You are asked to repeat the listing word for word and to leave out its pictures.
*** Data under study ***
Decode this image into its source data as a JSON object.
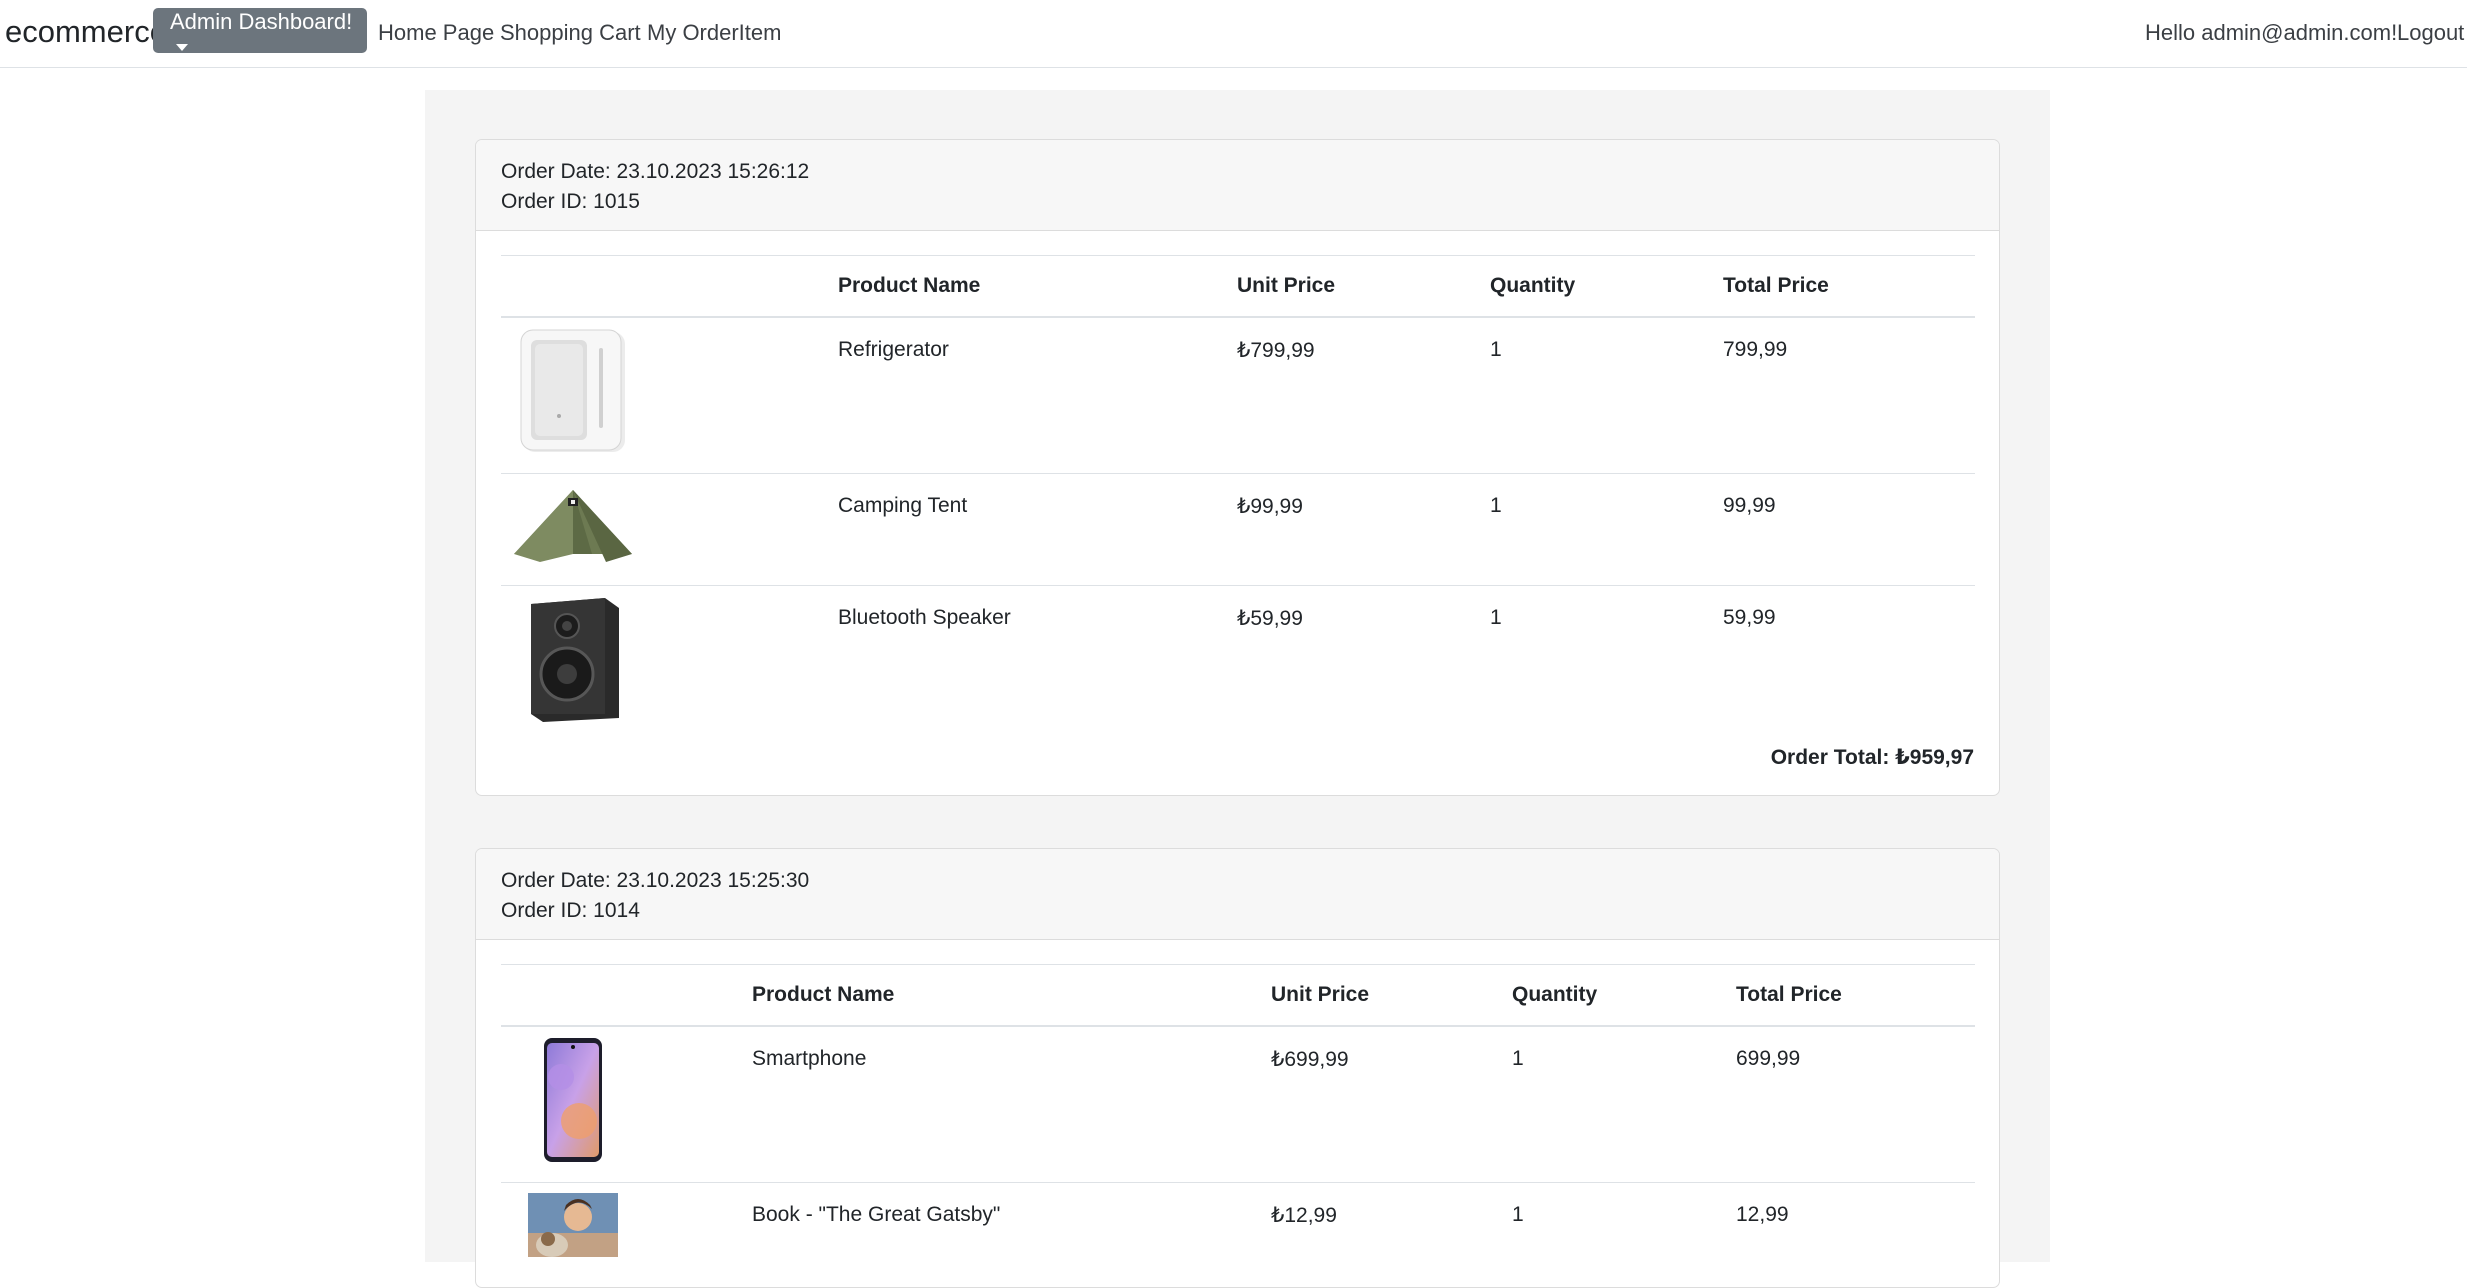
{
  "nav": {
    "brand": "ecommerce",
    "admin_dropdown": "Admin Dashboard!",
    "links": [
      "Home Page",
      "Shopping Cart",
      "My OrderItem"
    ],
    "greeting": "Hello admin@admin.com!",
    "logout": "Logout"
  },
  "table_headers": {
    "product_name": "Product Name",
    "unit_price": "Unit Price",
    "quantity": "Quantity",
    "total_price": "Total Price"
  },
  "orders": [
    {
      "date_label": "Order Date: 23.10.2023 15:26:12",
      "id_label": "Order ID: 1015",
      "items": [
        {
          "image": "refrigerator-image",
          "name": "Refrigerator",
          "unit_price": "₺799,99",
          "quantity": "1",
          "total": "799,99"
        },
        {
          "image": "camping-tent-image",
          "name": "Camping Tent",
          "unit_price": "₺99,99",
          "quantity": "1",
          "total": "99,99"
        },
        {
          "image": "bluetooth-speaker-image",
          "name": "Bluetooth Speaker",
          "unit_price": "₺59,99",
          "quantity": "1",
          "total": "59,99"
        }
      ],
      "total_label": "Order Total: ₺959,97"
    },
    {
      "date_label": "Order Date: 23.10.2023 15:25:30",
      "id_label": "Order ID: 1014",
      "items": [
        {
          "image": "smartphone-image",
          "name": "Smartphone",
          "unit_price": "₺699,99",
          "quantity": "1",
          "total": "699,99"
        },
        {
          "image": "book-cover-image",
          "name": "Book - \"The Great Gatsby\"",
          "unit_price": "₺12,99",
          "quantity": "1",
          "total": "12,99"
        }
      ]
    }
  ]
}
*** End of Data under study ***
▸ Answer to this problem:
Decode this image into its source data as a JSON object.
{
  "nav": {
    "brand": "ecommerce",
    "admin_dropdown": "Admin Dashboard!",
    "links": [
      "Home Page",
      "Shopping Cart",
      "My OrderItem"
    ],
    "greeting": "Hello admin@admin.com!",
    "logout": "Logout"
  },
  "table_headers": {
    "product_name": "Product Name",
    "unit_price": "Unit Price",
    "quantity": "Quantity",
    "total_price": "Total Price"
  },
  "orders": [
    {
      "date_label": "Order Date: 23.10.2023 15:26:12",
      "id_label": "Order ID: 1015",
      "items": [
        {
          "image": "refrigerator-image",
          "name": "Refrigerator",
          "unit_price": "₺799,99",
          "quantity": "1",
          "total": "799,99"
        },
        {
          "image": "camping-tent-image",
          "name": "Camping Tent",
          "unit_price": "₺99,99",
          "quantity": "1",
          "total": "99,99"
        },
        {
          "image": "bluetooth-speaker-image",
          "name": "Bluetooth Speaker",
          "unit_price": "₺59,99",
          "quantity": "1",
          "total": "59,99"
        }
      ],
      "total_label": "Order Total: ₺959,97"
    },
    {
      "date_label": "Order Date: 23.10.2023 15:25:30",
      "id_label": "Order ID: 1014",
      "items": [
        {
          "image": "smartphone-image",
          "name": "Smartphone",
          "unit_price": "₺699,99",
          "quantity": "1",
          "total": "699,99"
        },
        {
          "image": "book-cover-image",
          "name": "Book - \"The Great Gatsby\"",
          "unit_price": "₺12,99",
          "quantity": "1",
          "total": "12,99"
        }
      ]
    }
  ]
}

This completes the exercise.